━━━━━ DATA FOR THIS EXERCISE ━━━━━
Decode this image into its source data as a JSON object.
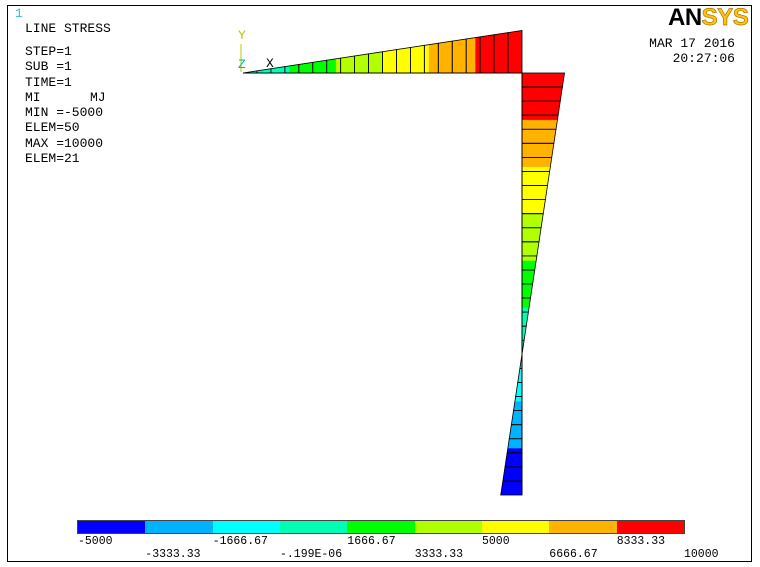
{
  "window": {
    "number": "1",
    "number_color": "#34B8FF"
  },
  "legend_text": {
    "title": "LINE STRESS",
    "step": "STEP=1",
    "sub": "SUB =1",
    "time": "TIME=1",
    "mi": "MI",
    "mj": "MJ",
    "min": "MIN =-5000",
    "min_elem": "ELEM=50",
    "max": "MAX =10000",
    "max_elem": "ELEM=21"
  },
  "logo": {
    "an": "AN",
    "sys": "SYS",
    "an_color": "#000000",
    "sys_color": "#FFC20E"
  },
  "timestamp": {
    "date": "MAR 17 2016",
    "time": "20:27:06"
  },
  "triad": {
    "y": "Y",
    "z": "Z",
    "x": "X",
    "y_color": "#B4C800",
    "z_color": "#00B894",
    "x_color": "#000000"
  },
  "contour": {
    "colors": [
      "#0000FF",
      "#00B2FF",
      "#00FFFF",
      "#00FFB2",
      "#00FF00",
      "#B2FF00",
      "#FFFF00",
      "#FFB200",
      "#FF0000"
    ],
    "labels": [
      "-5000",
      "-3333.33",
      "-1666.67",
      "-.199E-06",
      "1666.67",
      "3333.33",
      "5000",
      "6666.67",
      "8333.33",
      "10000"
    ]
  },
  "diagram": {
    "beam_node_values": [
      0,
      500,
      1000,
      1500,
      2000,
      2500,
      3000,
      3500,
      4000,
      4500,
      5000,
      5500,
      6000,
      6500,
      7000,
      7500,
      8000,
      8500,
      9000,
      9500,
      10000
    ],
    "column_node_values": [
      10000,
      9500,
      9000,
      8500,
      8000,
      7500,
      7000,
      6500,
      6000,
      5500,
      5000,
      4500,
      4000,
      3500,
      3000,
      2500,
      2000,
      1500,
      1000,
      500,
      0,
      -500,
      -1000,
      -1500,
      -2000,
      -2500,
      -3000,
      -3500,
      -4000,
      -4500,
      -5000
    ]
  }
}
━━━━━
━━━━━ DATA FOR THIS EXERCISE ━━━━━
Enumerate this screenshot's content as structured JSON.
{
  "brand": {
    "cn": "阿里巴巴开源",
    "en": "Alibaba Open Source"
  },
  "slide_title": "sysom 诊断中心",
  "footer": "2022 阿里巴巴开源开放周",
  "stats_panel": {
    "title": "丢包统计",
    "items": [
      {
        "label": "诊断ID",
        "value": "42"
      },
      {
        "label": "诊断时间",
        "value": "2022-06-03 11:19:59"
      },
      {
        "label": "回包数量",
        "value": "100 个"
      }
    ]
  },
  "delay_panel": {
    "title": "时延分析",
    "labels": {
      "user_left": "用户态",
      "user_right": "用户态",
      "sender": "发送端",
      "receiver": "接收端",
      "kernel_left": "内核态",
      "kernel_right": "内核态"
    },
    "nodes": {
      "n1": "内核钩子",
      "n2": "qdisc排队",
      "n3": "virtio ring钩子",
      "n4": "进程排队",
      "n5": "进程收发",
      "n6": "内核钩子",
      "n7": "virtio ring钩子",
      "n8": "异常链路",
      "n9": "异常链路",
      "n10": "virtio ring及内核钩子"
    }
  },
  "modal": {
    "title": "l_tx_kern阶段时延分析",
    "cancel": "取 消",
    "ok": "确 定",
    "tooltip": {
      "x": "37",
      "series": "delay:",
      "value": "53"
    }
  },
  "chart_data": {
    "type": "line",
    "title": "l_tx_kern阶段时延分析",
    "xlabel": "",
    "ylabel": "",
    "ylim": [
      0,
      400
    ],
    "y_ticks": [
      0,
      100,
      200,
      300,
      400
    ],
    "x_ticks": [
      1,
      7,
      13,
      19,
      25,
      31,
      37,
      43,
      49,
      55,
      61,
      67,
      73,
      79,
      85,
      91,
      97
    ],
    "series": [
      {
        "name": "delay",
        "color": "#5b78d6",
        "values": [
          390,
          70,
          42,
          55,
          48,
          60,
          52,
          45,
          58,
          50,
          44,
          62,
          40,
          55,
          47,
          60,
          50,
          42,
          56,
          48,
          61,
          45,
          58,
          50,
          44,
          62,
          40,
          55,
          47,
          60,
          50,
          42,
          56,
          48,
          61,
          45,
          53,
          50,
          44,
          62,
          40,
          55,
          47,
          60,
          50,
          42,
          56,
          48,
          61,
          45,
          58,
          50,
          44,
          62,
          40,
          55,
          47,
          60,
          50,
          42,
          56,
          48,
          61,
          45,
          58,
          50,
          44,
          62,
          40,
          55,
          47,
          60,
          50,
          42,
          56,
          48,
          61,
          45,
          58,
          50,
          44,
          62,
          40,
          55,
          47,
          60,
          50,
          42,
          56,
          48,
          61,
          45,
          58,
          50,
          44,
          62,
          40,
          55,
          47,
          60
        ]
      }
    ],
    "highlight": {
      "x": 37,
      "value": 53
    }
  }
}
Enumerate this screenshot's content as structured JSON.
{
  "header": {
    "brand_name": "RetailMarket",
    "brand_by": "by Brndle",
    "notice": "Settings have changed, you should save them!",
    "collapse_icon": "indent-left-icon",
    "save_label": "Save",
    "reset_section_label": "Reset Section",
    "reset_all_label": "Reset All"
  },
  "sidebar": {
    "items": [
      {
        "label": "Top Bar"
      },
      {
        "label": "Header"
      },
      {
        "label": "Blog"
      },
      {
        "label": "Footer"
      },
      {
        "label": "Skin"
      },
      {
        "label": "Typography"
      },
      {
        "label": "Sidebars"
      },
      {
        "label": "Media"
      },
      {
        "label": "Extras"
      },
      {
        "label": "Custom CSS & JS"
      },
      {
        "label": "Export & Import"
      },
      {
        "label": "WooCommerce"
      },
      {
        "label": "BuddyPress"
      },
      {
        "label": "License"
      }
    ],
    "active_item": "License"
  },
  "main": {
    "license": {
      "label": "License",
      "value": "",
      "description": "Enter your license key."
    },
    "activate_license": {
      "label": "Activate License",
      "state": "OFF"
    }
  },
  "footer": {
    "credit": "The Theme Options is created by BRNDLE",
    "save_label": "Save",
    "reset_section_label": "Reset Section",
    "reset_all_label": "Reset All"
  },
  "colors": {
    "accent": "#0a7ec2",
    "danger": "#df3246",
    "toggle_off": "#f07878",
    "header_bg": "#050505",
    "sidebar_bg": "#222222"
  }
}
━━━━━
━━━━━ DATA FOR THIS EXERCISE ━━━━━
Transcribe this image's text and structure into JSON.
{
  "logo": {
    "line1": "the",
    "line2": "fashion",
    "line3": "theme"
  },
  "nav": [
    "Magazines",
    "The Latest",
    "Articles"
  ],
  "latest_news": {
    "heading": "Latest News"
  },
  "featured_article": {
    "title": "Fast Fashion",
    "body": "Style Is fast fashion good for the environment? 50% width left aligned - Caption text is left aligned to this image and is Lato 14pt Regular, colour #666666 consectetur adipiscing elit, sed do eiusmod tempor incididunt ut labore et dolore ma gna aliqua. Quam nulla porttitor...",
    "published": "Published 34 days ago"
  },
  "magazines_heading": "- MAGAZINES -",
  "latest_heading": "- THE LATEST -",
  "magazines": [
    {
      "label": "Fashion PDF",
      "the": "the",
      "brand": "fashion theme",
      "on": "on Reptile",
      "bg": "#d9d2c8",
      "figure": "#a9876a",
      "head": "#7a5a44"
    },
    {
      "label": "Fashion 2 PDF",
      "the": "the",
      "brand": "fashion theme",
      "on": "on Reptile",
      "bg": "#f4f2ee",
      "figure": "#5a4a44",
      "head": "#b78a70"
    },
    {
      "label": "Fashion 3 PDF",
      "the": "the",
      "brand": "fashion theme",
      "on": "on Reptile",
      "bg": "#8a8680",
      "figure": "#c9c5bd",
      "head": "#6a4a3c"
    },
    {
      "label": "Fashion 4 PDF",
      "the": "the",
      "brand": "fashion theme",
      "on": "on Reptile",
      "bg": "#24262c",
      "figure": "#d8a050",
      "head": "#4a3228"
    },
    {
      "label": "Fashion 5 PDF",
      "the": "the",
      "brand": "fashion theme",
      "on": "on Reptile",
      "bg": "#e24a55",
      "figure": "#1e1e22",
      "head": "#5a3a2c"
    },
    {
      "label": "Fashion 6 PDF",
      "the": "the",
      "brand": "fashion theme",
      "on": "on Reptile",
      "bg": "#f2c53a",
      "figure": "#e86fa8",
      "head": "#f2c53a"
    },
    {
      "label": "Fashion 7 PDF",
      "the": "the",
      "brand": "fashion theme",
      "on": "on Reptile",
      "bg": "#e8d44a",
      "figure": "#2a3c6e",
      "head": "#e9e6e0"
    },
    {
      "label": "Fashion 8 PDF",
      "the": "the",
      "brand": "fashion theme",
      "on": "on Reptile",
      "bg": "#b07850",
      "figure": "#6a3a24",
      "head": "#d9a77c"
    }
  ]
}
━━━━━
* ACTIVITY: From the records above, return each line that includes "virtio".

* SOLUTION:
      "n3": "virtio ring钩子",
      "n7": "virtio ring钩子",
      "n10": "virtio ring及内核钩子"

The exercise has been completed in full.